It’s My Turn
Jane M. Orient, M.D., is an on air contributor, often speaking on Healthcare Reform. Dr. Orient has appeared on some of the largest TV and Radio networks in the US.
Tucsonans are grieved by the loss of family, friends, and neighbors, and shaken by the reminder of mortality. Standing in line to greet their congresswoman, or just going to the grocery store, they could be killed by a malcontent. They are not immune from the violence that is rampant in the world, bringing sudden death from bombs, incendiary devices, missiles, gunfire, or other means.
If the incident involves a gun, it will, of course, be used as another crisis to justify limiting Americans’ right to self defense or free speech. Those who seek to disarm or gag Americans could try to recruit provocateurs to incite violence and trigger a government reaction. Or they could just wait for an incident.
Two of Tucson’s victims were important public officials: a congresswoman and a judge. Many people know them and will immediately feel the effects of their loss, so unsurprisingly the press will focus attention on them. But the most truly newsworthy features of the story are what did not happen here.
There was no riot. There were, to be sure, some 20 victims and 6 deaths, but not dozens. No one bled to death while people cowered and waited for a SWAT team from the sky. The agony did not go on for hours or days, but was ended quickly.
Aside from the names of the fallen, the names that should be remembered are those of the citizens who acted as Americans should, to protect and help themselves and their neighbors in the event of danger.

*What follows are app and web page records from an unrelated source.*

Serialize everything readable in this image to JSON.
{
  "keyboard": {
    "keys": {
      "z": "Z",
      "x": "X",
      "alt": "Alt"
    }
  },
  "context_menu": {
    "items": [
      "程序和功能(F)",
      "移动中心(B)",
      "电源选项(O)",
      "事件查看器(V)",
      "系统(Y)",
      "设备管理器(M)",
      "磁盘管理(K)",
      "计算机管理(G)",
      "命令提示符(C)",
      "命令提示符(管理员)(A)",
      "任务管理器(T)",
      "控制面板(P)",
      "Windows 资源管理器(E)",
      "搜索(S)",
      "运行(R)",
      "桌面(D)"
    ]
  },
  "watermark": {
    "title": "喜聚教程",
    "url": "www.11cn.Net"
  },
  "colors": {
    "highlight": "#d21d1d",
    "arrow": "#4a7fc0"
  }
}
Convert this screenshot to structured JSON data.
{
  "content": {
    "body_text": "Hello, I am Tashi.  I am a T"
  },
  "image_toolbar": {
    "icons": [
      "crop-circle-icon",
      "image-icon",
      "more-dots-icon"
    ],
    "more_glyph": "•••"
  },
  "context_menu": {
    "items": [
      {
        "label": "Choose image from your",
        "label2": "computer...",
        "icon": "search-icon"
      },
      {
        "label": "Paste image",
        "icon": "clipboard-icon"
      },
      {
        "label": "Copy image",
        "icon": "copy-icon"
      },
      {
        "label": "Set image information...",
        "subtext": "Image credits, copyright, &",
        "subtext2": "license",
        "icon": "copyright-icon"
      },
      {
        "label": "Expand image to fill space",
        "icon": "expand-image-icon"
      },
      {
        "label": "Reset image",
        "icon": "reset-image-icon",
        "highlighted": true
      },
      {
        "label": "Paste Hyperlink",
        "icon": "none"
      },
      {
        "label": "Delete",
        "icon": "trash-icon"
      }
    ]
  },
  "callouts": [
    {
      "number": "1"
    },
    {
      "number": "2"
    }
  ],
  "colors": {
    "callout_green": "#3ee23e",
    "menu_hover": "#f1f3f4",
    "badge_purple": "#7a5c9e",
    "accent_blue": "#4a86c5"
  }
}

Roger Salzgeber and 74-year-old retired Army National Guard Colonel Bill Badger, who was slightly injured, tackled the shooter. Joe Zamudio helped pin him to the ground.
A 61-year-old woman, Patricia Maisch, grabbed the magazine the shooter had dropped while trying to reload, and then knelt on his ankles. Daniel Hernandez Jr. rushed to the side of his new boss, Congresswoman Giffords, applying pressure to her wound, and keeping her from choking on her own blood. Let us commend and thank all of them, and resolve to act as they did if we are ever in such a situation. Let us remember their names, and black out the shooter’s.
Zamudio told MSNBC that he sprinted from a store toward the scene when he heard the shots. He has a concealed carry permit, and had his hand on his pistol, prepared to down the shooter if necessary. The actual shooting was over quickly, but the artillery of blame seems to be just beginning. Targets include the Tea Party, which didn’t even exist when the shooter first became angry at Congresswoman Giffords; the “right wing,” though Tucson is actually a very liberal town, and the shooter apparently a leftist; “vitriol,” which to some means any criticism of the policies they prefer, disregarding the nastiness from their own side; and, of course, talk radio.
The shooter didn’t acquire his bizarre thought patterns from a Tea Party event, if indeed he ever went to one. We know that he had a history of drug use, especially marijuana. Did he damage his brain or suppress his natural inhibitions with drugs? Was he on drugs at the time of the shooting, whether prescribed or illicit? According to a January 10 Mother Jones interview of a friend, the shooter holds a “nihilist” view of the world. He said that the world was really nothing— an illusion, and that “life means nothing.” He didn’t acquire that set of beliefs from the Tea Party. They are quite compatible, however, with the curriculum taught in the nation’s government schools. These schools, moreover, tend to discredit or deny the Founders’ belief in a universal higher Law and Lawgiver, and ultimate accountability. Maybe he never saw or heard about precepts such as “thou shalt not murder” — or was taught to disrespect those who believe them.
The shooter, like everybody else these days, exists in a sea of messages that glorify and sensationalize violence, and promote permissiveness and immediate gratification — in television, movies, and video games. From the common media milieu, one might think that rootlessness, experimentation with drugs and sex and violence, and lack of responsibility for one’s own actions are all acceptable. Family values, hard work, religious faith, belief in moral absolutes — the culture of most Tea Partiers — may be demeaned or actually condemned as out of date, discriminatory, or even crazy. If we are to have peace in our communities, we need deep reflection, and a revival of the virtues that made America great.
In this dangerous world, we need people who will rise to the occasion to help their neighbors, as many Tucsonans did. Our people also need the freedom to be able to do this — not more restrictions by a ruling class, which falsely promises security while making us ever more vulnerable to inevitable threats.